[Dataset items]
+++
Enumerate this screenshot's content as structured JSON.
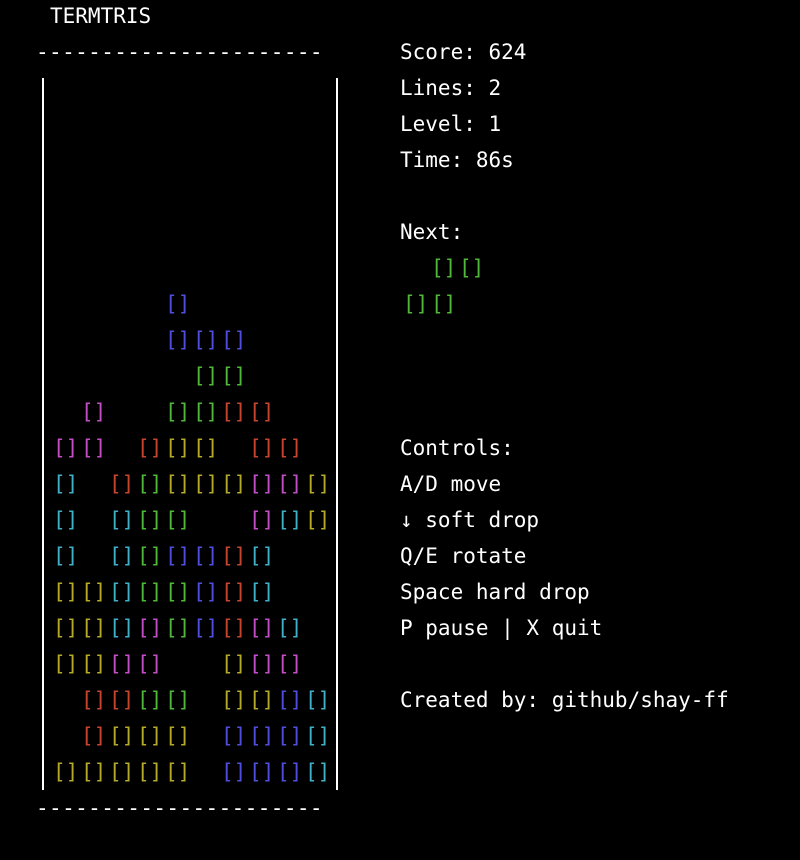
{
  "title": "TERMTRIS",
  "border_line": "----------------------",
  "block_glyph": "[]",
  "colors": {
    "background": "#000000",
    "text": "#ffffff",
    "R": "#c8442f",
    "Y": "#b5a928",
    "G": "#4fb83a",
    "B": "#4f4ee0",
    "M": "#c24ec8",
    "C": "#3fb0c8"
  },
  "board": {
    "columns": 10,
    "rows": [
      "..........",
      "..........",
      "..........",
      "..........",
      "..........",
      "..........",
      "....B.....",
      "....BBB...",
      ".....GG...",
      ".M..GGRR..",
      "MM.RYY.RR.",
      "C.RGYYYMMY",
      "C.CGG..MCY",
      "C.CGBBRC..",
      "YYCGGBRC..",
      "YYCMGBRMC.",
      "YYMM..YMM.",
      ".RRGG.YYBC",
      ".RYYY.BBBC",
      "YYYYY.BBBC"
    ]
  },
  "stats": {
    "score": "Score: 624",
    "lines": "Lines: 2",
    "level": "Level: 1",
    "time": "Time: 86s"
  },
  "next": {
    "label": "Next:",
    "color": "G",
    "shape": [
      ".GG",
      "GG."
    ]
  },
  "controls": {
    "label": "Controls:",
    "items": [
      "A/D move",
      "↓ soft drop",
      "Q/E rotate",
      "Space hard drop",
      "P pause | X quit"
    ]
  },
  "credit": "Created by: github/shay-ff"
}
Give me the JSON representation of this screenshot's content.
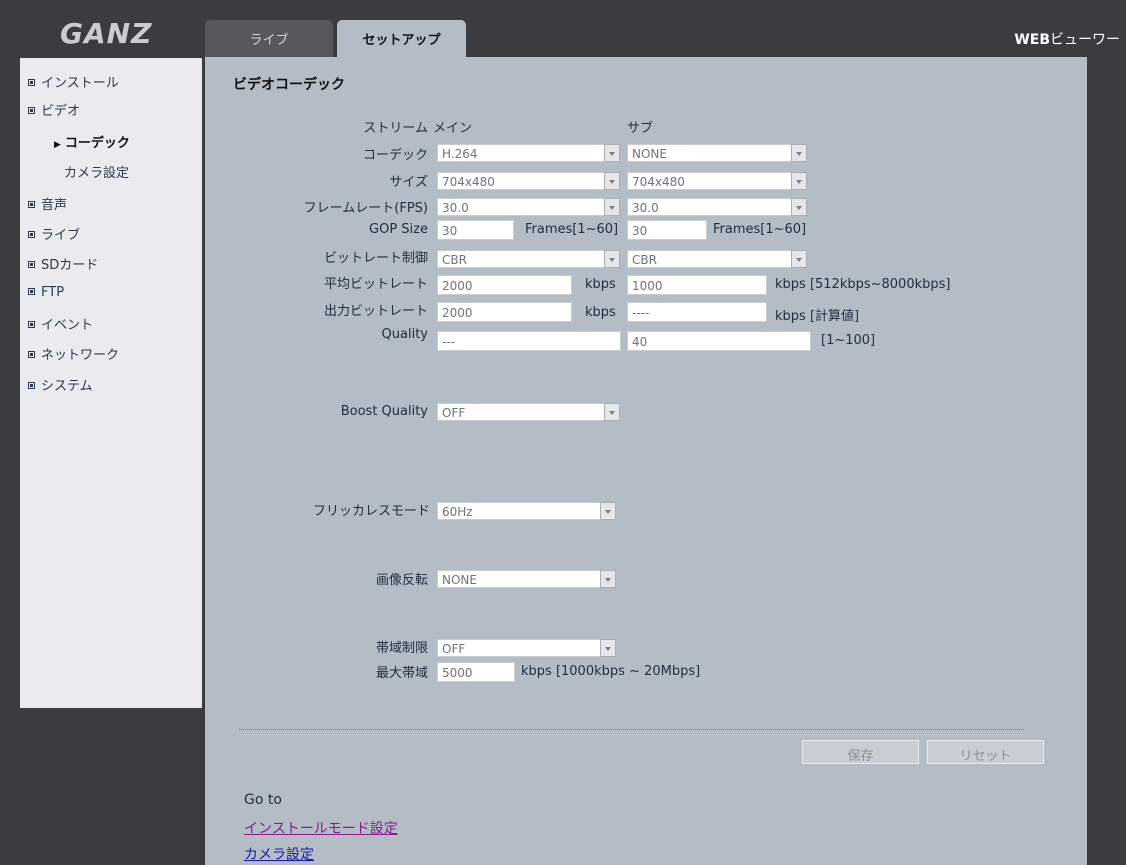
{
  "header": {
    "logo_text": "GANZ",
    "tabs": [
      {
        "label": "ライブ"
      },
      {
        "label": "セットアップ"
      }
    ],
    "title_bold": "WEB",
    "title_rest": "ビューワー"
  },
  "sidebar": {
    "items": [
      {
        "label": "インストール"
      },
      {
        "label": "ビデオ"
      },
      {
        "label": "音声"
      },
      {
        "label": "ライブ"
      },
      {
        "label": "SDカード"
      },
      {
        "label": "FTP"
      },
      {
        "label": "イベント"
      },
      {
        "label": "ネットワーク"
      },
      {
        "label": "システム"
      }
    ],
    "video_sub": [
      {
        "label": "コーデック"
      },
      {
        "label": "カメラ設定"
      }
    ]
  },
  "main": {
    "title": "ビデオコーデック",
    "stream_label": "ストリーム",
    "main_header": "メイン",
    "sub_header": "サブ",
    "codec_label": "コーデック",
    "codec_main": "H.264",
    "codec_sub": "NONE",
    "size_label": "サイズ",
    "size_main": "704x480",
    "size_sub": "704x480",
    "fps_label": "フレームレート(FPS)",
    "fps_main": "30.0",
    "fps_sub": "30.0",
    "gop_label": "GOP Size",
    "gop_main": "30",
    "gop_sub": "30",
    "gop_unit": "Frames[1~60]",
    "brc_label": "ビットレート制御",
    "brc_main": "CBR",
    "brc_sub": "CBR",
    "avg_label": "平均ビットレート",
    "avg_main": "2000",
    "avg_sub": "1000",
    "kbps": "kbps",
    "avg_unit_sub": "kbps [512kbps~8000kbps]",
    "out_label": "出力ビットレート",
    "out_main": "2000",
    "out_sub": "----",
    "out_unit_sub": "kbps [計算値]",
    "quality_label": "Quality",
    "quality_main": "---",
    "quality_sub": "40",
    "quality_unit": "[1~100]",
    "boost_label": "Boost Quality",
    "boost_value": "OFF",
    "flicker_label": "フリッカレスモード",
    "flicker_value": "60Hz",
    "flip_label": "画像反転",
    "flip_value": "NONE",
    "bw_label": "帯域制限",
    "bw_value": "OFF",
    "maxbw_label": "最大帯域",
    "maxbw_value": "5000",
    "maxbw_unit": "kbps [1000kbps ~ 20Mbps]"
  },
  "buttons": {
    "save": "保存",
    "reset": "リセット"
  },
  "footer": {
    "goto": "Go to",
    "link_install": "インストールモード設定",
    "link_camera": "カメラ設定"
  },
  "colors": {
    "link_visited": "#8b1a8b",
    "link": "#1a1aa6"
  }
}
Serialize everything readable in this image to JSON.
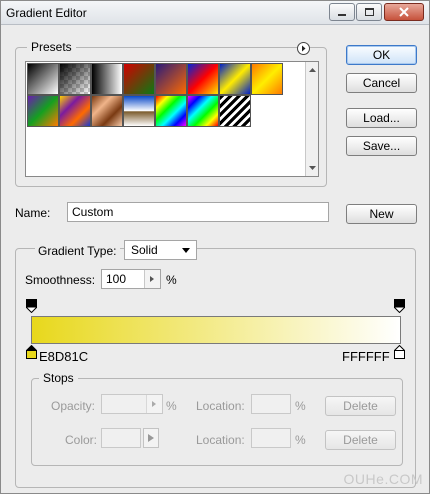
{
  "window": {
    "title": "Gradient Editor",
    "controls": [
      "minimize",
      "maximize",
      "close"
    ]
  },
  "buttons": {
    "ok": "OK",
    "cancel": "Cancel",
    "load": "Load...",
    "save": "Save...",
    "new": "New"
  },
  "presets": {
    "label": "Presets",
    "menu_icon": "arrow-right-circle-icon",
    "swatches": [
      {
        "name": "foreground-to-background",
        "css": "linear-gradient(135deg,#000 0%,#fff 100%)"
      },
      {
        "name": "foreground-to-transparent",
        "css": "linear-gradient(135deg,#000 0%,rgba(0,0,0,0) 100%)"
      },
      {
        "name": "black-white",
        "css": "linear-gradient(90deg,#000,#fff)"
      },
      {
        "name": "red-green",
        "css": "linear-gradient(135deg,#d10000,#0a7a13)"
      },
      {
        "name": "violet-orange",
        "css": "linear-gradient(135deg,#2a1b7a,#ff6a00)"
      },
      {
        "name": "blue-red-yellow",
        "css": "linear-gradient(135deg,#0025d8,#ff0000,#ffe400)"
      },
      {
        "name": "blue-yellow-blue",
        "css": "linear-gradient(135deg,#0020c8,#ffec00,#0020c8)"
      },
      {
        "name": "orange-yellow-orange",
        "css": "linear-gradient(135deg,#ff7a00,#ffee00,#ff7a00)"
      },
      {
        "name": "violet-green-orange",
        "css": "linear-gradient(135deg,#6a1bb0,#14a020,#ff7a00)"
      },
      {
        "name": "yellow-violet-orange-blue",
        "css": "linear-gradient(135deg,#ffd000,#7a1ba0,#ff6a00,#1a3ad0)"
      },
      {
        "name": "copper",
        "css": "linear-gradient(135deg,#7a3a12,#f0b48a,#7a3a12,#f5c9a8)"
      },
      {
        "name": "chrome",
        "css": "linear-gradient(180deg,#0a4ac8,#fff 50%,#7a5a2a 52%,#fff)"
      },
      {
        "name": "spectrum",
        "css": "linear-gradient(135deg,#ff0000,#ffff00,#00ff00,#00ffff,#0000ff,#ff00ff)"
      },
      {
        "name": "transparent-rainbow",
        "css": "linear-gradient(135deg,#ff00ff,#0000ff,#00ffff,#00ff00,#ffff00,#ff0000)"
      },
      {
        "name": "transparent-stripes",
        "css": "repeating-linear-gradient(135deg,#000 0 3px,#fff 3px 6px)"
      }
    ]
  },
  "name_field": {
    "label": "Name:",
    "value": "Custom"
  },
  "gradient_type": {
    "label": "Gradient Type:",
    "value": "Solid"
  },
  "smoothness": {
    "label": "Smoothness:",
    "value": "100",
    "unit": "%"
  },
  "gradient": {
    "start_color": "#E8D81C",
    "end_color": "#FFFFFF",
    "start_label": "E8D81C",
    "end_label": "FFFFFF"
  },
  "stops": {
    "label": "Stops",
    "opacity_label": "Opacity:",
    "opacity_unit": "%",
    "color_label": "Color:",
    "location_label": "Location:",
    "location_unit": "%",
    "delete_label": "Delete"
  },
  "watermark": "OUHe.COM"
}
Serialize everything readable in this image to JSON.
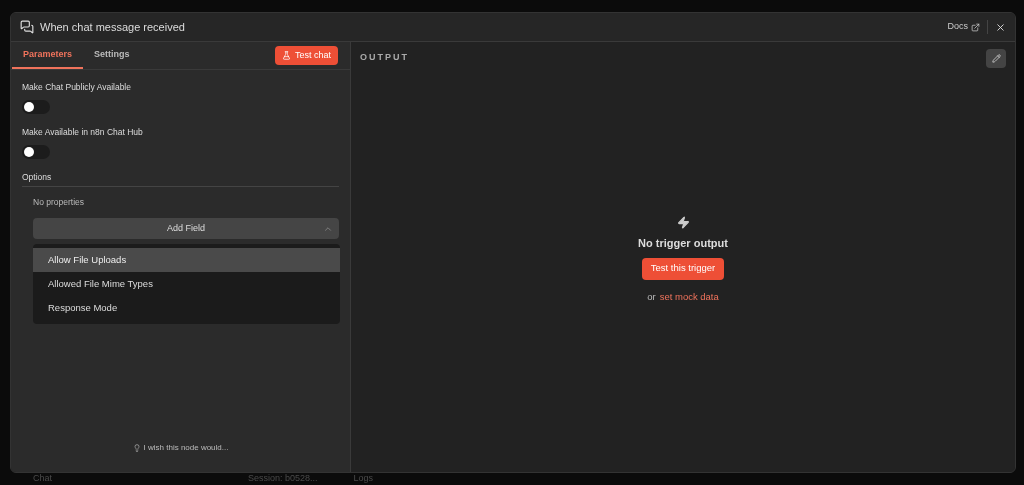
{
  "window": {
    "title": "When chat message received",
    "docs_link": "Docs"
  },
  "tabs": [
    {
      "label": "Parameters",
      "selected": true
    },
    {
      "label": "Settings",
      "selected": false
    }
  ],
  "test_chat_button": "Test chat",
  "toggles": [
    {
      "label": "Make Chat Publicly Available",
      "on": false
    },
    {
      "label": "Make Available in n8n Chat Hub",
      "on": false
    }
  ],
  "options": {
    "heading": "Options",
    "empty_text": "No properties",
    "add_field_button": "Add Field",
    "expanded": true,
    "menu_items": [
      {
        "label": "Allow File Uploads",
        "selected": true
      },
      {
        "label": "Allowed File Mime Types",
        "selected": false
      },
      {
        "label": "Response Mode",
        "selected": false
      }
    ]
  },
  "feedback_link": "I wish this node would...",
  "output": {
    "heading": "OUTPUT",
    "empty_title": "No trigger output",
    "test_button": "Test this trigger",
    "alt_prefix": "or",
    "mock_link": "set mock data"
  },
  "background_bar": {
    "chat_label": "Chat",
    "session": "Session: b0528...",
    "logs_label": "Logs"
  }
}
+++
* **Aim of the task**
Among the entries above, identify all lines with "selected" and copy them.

* **Response to the task**
      "selected": true
      "selected": false
        "selected": true
        "selected": false
        "selected": false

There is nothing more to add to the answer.